DIRECTIONS FOR THIS TASK: Within the listing below, please show every line carrying the string "icon".

-- DATA SHOWN follows --

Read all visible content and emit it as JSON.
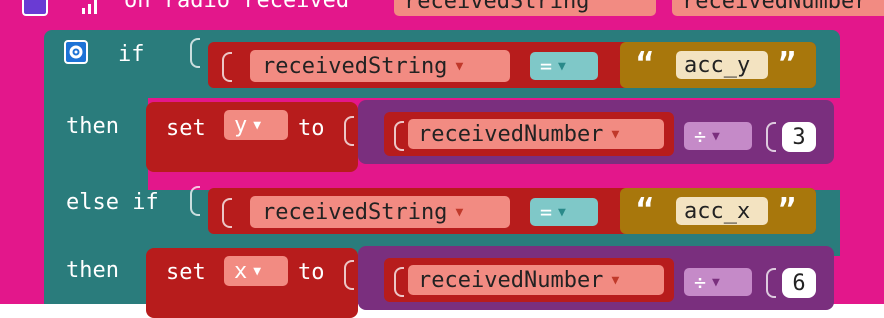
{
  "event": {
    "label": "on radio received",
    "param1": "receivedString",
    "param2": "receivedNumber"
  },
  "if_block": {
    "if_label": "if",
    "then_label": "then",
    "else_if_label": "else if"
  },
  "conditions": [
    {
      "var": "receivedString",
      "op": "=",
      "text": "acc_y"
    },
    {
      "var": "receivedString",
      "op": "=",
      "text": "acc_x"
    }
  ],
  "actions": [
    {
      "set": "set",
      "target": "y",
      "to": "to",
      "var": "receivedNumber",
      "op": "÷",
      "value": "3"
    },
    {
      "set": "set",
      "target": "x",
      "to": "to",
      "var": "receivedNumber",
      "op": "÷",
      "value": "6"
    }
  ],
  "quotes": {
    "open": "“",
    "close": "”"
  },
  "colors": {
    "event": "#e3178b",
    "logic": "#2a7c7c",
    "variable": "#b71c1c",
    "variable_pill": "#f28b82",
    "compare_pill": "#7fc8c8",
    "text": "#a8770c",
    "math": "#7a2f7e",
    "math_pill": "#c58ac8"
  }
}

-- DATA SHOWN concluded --
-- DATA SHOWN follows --

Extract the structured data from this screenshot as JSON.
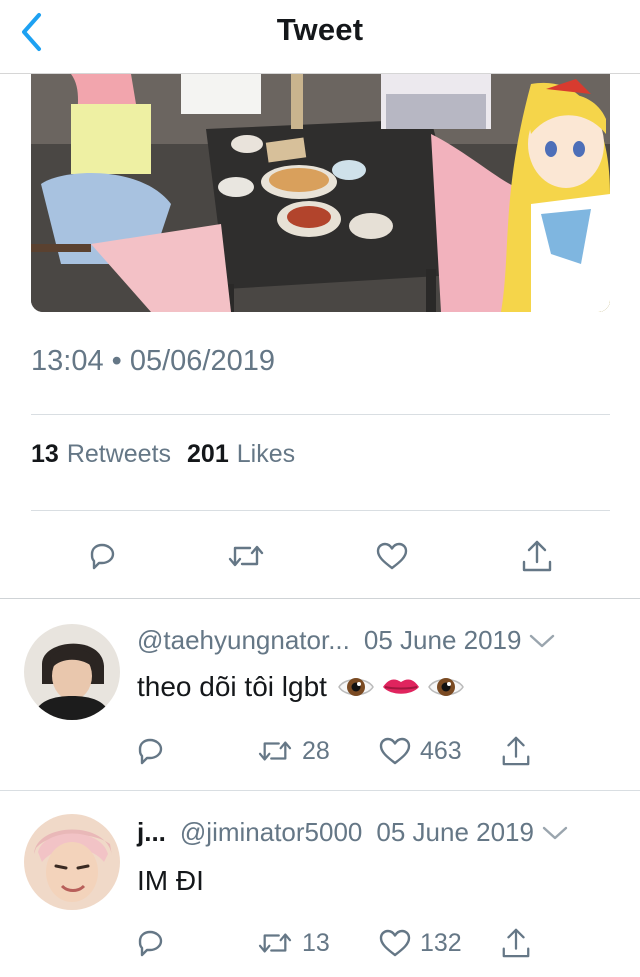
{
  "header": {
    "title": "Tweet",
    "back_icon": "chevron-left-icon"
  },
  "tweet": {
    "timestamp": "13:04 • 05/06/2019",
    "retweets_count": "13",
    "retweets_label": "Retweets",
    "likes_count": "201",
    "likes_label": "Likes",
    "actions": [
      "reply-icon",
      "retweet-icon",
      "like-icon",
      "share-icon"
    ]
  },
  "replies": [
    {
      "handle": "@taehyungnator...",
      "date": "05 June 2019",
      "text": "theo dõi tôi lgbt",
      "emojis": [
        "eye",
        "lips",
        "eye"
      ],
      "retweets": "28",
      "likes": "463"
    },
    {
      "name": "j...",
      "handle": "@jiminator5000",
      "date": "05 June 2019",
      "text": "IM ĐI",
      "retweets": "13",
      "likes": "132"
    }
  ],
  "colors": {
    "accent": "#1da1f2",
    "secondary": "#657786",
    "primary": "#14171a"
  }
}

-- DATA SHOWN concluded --

EXERCISE RESPONSE:
    "back_icon": "chevron-left-icon"
      "reply-icon",
      "retweet-icon",
      "like-icon",
      "share-icon"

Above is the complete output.